However If there is one character who could perhaps do with a bit more of depth and backstory, love interest Debora would benefit from it. Her romance with Baby is pivotal to the plot yet audiences may not invest in it as it is set up very quickly with Debora making life-changing decisions that seem rash and outlandish. Still, take nothing away from James’ performance in the film; she is captivating and has great chemistry with Elgort. Part of the fact as an audience you want to learn more about Debora is that she successfully entices audiences to invest in the character, just not so much in the romance.

Speaking of whom, Ansel Elgort as a leading man is something that may have initially raised a few eyebrows leading up to the film’s release; his performances in The Fault in Our Stars and the Divergent series aren’t necessarily bad, but they also don’t really solidify him as a natural fit for this type of role.

You remain aware that this is an Edgar Wright film with his incredible editing and cinematography
But that’s who Baby is too; someone who feels slightly out of place in his current environment, forced to hide his vulnerabilities behind a cold exterior due to his place of work, and Elgort nails the part under Wright’s direction. A perhaps counterintuitive piece of casting by Wright, much like Michael Cera as Scott Pilgrim, Elgort brings his A game to both the action and more intense moments and deserves all the plaudits.

Everything in Baby Driver feels fresh and organic whilst you remain aware that this is an Edgar Wright film with his incredible editing and cinematography. The opening fifteen minutes contains an exhilarating car chase followed by a tracking shot title sequence as Baby goes on a coffee run to the beat of ‘Harlem Shuffle’ by Bob & Earl, with audio from the street synchronising and words from the song appearing in graffiti as they are sung. The latter scene wouldn’t go amiss in films like La La Land whereas Wright’s said he first conceived the opening after listening to ‘Bellbottoms’ by The Jon Spencer Blues in his early twenties which made him visualise a car chase, interweaving two differing sequences and creating something innovative. What Wright does exceptionally is he always seeks new aspects and angles to approach his films that he can marry to the qualities he has already mastered – a director striving to push himself further rather than settling for more of the same.

Verdict:  For many, it is the knowledge that Wright directed that will encourage them to go and see the film, but for those who don’t know the name, driving down to the cinema to learn it is a must.

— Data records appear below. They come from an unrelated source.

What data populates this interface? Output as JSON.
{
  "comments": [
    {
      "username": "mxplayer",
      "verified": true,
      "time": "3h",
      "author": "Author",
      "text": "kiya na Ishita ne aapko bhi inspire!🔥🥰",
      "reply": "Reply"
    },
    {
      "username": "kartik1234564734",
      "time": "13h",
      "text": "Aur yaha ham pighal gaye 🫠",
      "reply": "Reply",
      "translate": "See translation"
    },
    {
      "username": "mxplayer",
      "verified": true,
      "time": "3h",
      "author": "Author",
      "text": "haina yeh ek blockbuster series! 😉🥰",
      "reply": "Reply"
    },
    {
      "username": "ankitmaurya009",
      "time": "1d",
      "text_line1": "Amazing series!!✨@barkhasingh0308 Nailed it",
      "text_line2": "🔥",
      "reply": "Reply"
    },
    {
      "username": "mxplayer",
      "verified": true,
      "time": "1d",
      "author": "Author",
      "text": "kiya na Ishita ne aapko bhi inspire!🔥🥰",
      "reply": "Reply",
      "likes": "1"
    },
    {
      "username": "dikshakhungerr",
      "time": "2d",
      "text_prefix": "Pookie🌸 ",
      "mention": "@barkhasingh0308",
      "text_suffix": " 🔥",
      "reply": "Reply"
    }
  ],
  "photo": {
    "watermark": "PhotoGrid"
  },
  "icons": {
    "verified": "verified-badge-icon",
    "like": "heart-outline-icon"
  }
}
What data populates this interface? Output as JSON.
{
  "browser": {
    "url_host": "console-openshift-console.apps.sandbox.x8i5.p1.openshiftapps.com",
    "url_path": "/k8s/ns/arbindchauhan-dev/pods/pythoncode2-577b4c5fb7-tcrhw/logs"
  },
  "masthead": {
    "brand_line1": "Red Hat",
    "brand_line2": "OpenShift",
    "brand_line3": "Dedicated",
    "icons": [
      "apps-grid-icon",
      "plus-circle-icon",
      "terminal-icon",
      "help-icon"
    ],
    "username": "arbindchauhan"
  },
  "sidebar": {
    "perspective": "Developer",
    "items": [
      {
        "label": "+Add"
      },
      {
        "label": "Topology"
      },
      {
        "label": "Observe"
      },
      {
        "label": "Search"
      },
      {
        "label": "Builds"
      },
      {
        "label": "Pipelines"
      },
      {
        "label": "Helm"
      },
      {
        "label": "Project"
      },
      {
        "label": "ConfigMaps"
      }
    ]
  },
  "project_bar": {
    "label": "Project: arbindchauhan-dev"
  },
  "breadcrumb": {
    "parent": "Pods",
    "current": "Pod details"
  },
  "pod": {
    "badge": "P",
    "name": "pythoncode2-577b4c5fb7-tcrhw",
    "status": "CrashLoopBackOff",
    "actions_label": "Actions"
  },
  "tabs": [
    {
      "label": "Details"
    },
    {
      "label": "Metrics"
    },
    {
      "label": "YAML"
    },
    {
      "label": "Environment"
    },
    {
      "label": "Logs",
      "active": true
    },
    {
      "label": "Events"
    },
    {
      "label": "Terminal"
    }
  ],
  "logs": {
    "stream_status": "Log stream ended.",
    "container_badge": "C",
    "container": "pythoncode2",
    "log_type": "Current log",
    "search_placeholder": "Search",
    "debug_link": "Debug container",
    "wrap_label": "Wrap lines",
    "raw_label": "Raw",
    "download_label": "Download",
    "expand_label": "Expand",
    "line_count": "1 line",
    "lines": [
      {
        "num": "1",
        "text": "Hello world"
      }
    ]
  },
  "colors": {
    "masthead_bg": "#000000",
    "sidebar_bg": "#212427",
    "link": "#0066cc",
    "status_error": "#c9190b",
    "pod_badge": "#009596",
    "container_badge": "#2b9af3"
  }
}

Just try to avoid attempting Baby’s driving when travelling home afterwards.

Rating: 9/10

Second year Drama and English student, interested in TV, film and popular culture. (@samm_houseman)


11th July 2017 at 9:00 am

Images from

Kenyabuzz, Heroic Hollywood and Sony Pictures